Records from a data collection:
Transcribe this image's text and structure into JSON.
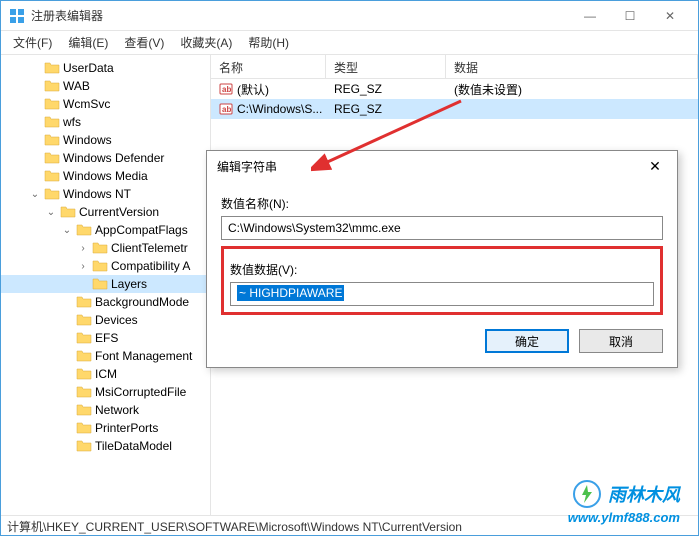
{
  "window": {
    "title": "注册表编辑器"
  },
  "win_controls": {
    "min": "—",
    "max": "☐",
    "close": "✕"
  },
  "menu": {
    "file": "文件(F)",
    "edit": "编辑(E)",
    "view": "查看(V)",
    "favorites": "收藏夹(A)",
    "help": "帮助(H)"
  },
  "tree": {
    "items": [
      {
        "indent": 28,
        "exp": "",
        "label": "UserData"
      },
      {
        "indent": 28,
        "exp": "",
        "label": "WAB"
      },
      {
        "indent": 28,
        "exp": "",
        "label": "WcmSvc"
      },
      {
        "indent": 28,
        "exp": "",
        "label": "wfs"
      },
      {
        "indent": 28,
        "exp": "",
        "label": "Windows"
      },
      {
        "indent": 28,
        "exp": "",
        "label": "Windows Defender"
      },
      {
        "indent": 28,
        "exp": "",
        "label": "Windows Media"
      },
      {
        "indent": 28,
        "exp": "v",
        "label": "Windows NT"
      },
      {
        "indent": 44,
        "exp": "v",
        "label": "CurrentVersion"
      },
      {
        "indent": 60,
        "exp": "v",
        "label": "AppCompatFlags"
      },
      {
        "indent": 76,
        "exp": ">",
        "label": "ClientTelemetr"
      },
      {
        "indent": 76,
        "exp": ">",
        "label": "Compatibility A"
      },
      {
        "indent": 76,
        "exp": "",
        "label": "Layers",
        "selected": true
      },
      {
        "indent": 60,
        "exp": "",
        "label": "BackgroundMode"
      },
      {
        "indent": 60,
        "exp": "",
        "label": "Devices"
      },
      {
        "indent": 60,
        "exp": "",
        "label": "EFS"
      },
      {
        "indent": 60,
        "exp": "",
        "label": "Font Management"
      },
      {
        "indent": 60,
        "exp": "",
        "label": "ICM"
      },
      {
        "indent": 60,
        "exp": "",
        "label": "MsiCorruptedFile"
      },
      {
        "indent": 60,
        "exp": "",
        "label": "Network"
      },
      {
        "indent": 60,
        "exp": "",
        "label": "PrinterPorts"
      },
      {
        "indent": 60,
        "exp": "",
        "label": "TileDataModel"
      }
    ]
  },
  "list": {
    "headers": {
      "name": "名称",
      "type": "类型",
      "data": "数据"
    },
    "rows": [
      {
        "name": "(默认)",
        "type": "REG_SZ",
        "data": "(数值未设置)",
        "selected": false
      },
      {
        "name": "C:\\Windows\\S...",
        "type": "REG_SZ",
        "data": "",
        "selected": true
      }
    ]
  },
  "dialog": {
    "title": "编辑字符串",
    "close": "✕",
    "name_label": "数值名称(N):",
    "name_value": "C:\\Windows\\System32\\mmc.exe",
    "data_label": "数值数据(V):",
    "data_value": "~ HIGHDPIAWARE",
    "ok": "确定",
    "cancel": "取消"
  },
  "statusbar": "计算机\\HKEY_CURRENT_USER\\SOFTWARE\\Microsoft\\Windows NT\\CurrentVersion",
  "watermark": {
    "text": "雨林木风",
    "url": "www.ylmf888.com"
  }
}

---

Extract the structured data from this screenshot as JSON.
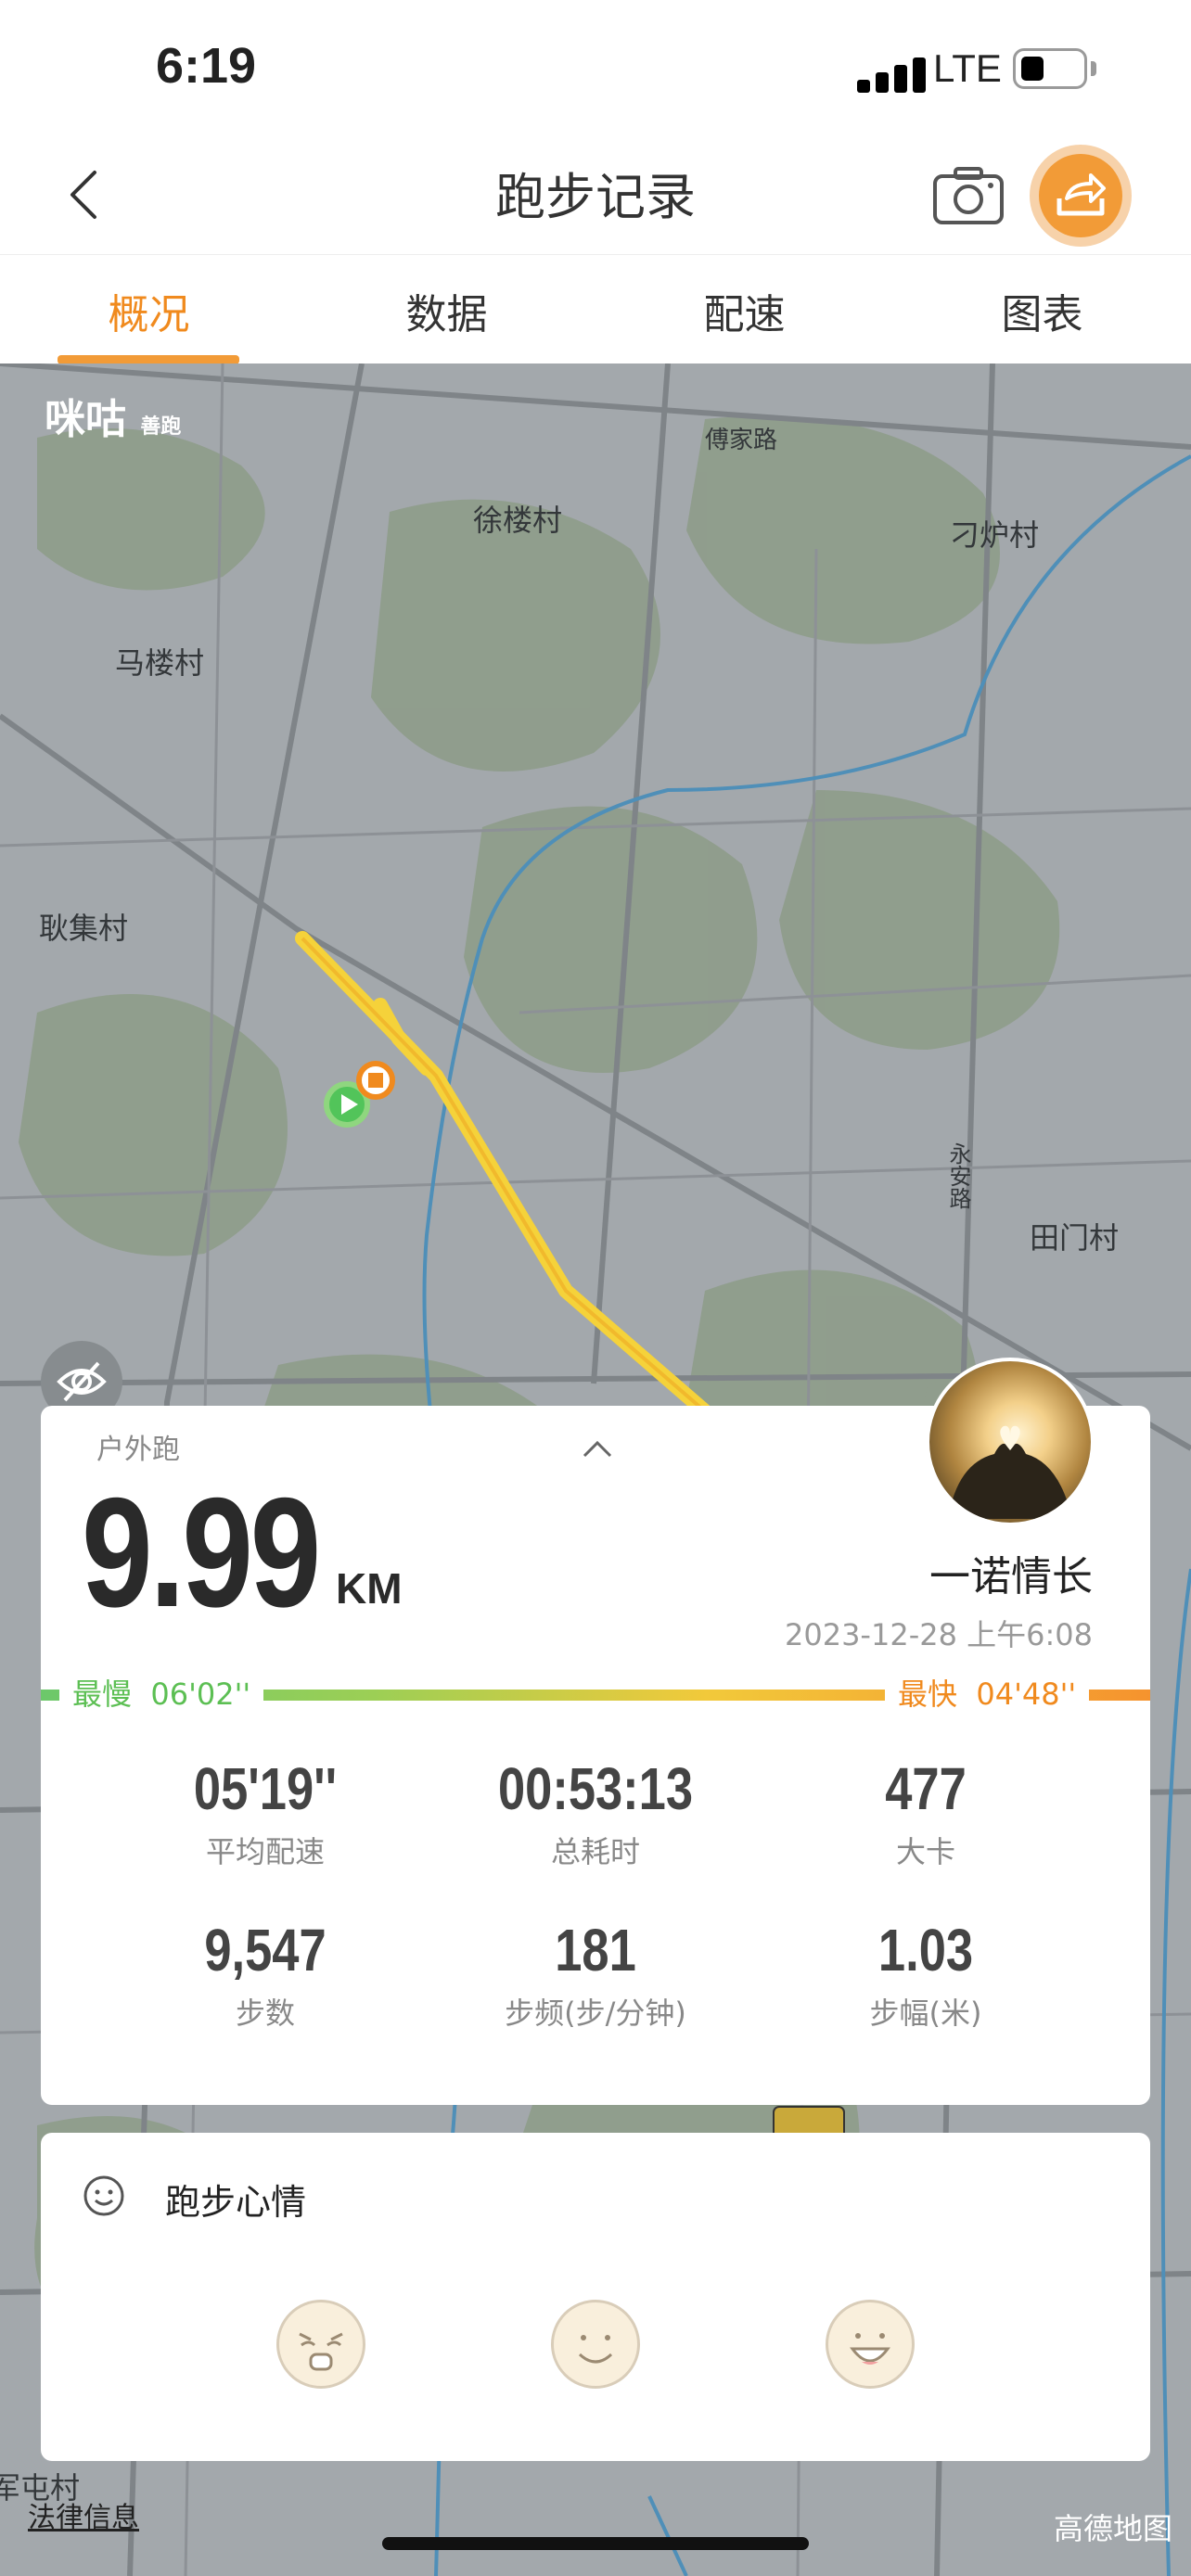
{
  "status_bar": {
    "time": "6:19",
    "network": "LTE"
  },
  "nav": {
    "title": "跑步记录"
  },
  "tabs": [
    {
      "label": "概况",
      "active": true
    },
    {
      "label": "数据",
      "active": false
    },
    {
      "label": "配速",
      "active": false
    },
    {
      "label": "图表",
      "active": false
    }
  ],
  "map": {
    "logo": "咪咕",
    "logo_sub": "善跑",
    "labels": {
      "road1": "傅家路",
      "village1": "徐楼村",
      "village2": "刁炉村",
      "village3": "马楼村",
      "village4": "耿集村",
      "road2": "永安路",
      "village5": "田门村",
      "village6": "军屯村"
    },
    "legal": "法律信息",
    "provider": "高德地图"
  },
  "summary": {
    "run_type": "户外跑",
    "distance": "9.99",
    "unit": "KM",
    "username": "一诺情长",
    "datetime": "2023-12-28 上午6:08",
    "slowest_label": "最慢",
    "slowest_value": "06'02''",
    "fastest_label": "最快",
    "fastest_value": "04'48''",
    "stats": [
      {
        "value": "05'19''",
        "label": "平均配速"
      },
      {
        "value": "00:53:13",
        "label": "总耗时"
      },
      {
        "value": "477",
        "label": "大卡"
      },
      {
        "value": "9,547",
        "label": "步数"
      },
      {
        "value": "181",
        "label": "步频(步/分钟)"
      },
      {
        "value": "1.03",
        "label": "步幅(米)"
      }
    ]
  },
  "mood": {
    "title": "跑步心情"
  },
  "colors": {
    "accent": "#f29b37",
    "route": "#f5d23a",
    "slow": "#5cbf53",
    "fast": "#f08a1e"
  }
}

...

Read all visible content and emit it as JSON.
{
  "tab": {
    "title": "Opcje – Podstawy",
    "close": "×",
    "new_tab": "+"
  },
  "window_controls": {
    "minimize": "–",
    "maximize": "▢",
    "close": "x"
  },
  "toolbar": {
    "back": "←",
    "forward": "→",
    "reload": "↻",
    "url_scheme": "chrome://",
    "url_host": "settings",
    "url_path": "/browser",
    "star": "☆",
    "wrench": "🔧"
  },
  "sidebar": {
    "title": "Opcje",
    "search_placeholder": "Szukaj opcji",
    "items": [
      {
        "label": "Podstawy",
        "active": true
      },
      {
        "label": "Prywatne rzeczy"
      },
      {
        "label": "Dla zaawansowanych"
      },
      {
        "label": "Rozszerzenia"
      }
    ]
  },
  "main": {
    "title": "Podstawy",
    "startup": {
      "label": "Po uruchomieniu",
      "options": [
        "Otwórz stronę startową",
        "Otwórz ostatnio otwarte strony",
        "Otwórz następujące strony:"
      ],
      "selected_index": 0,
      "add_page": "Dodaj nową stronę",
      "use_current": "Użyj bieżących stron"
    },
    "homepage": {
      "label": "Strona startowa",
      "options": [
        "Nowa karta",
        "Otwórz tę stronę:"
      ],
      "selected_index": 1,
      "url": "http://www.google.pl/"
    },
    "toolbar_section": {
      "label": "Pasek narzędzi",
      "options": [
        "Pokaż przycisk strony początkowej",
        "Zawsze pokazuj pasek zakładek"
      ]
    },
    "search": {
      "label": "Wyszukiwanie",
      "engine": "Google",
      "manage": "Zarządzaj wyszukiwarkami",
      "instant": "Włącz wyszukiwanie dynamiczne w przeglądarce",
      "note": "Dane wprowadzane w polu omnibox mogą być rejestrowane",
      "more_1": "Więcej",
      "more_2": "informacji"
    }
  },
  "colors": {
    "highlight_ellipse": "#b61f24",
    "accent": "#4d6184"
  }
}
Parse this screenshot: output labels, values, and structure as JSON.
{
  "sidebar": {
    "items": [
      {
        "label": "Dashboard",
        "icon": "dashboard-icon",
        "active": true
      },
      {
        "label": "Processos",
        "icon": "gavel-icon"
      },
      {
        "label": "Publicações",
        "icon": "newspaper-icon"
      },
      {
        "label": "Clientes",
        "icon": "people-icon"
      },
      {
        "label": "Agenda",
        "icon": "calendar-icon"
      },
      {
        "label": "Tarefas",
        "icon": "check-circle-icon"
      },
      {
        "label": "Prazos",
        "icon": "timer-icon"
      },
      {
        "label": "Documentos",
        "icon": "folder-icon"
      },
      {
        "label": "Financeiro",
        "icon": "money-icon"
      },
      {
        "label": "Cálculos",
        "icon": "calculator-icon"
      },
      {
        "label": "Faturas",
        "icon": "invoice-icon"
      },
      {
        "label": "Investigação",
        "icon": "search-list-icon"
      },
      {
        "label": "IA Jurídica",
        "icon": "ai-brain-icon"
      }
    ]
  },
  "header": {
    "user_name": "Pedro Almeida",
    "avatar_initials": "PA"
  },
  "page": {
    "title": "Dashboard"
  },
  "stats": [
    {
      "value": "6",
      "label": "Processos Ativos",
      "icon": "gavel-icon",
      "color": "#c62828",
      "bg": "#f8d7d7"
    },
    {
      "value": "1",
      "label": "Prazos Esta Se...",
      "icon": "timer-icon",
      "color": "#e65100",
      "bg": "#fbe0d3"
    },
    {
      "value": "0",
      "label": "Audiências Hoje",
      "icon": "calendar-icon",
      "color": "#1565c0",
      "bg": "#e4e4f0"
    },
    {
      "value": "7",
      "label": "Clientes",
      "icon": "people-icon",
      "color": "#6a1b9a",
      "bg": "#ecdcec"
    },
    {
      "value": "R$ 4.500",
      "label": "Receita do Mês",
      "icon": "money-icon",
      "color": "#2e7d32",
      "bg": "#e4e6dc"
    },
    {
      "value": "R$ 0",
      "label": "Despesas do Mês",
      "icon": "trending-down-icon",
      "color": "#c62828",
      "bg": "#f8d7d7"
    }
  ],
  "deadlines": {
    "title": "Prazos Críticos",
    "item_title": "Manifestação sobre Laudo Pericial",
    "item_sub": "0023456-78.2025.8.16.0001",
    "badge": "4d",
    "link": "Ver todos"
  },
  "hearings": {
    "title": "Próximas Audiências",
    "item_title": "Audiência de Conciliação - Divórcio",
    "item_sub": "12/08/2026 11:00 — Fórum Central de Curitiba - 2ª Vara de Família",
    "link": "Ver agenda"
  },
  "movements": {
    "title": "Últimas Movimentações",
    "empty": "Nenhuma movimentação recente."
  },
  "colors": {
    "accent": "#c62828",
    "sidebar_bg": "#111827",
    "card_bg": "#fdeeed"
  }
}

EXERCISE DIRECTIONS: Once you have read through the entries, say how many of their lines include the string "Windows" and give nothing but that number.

TASK SOLUTION: 7